Stored entries:
____

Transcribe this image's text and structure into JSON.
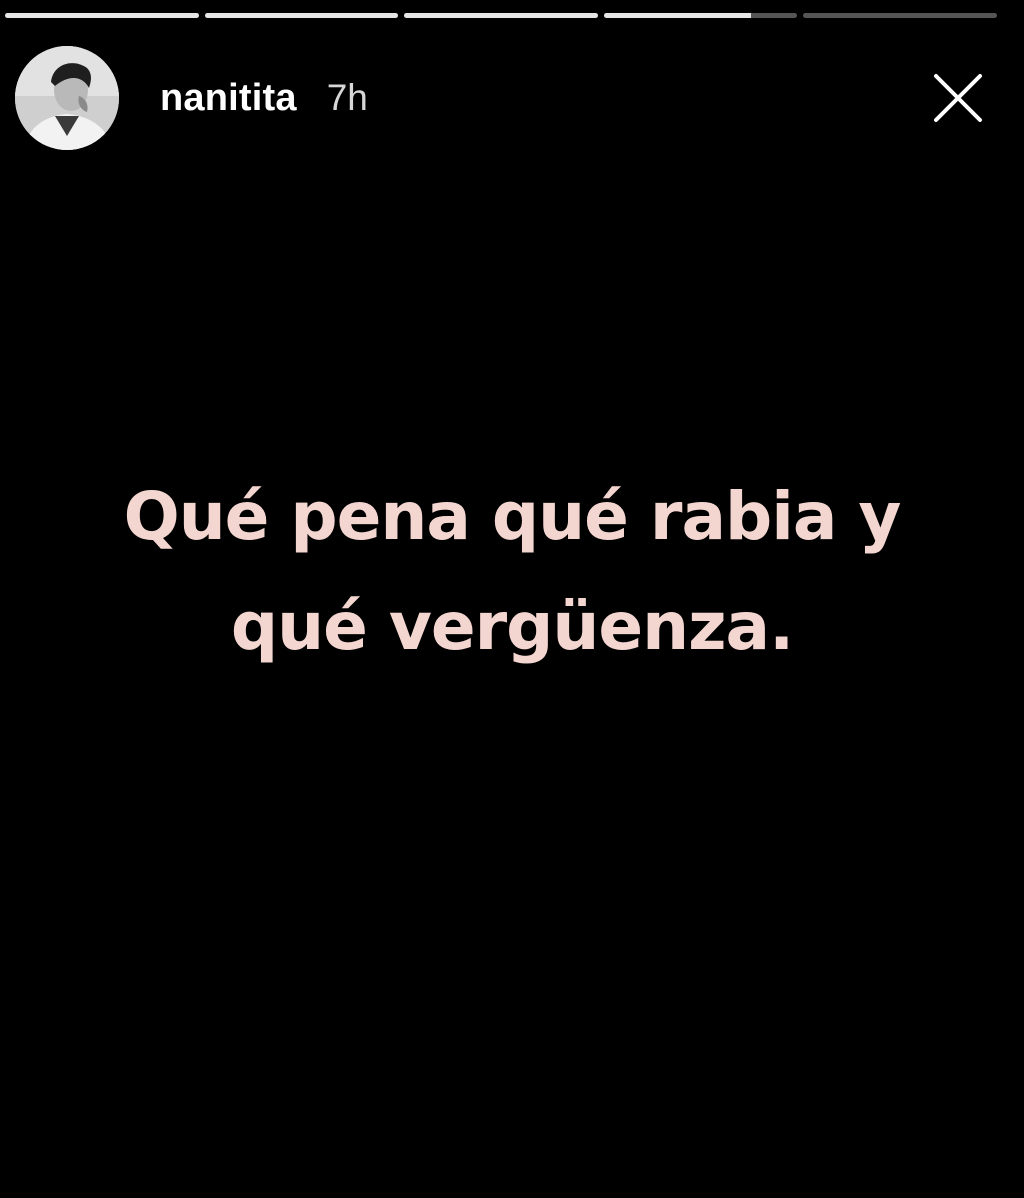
{
  "story": {
    "progress": [
      1,
      1,
      1,
      0.76,
      0
    ],
    "username": "nanitita",
    "time": "7h",
    "text": "Qué pena qué rabia y qué vergüenza."
  },
  "icons": {
    "avatar": "profile-photo",
    "close": "close-icon"
  },
  "colors": {
    "background": "#000000",
    "text": "#f4d6d1",
    "progress_done": "#e6e6e6",
    "progress_pending": "#555555"
  }
}
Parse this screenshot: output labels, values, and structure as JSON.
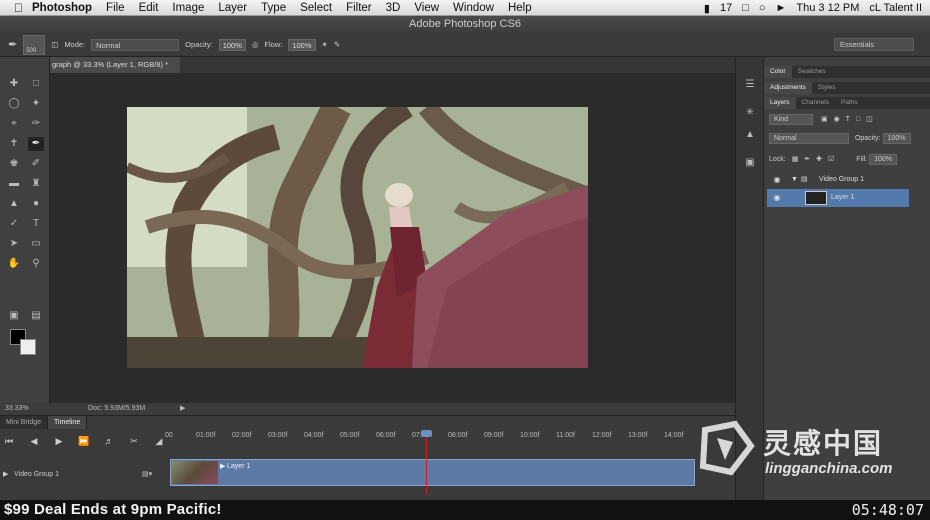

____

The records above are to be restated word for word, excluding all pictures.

SOLUTION FOR THIS PROBLEM:
Transcribe this image's text and structure into JSON.
{
  "story": {
    "progress": [
      1,
      1,
      1,
      0.76,
      0
    ],
    "username": "nanitita",
    "time": "7h",
    "text": "Qué pena qué rabia y qué vergüenza."
  },
  "icons": {
    "avatar": "profile-photo",
    "close": "close-icon"
  },
  "colors": {
    "background": "#000000",
    "text": "#f4d6d1",
    "progress_done": "#e6e6e6",
    "progress_pending": "#555555"
  }
}
Parse this screenshot: output labels, values, and structure as JSON.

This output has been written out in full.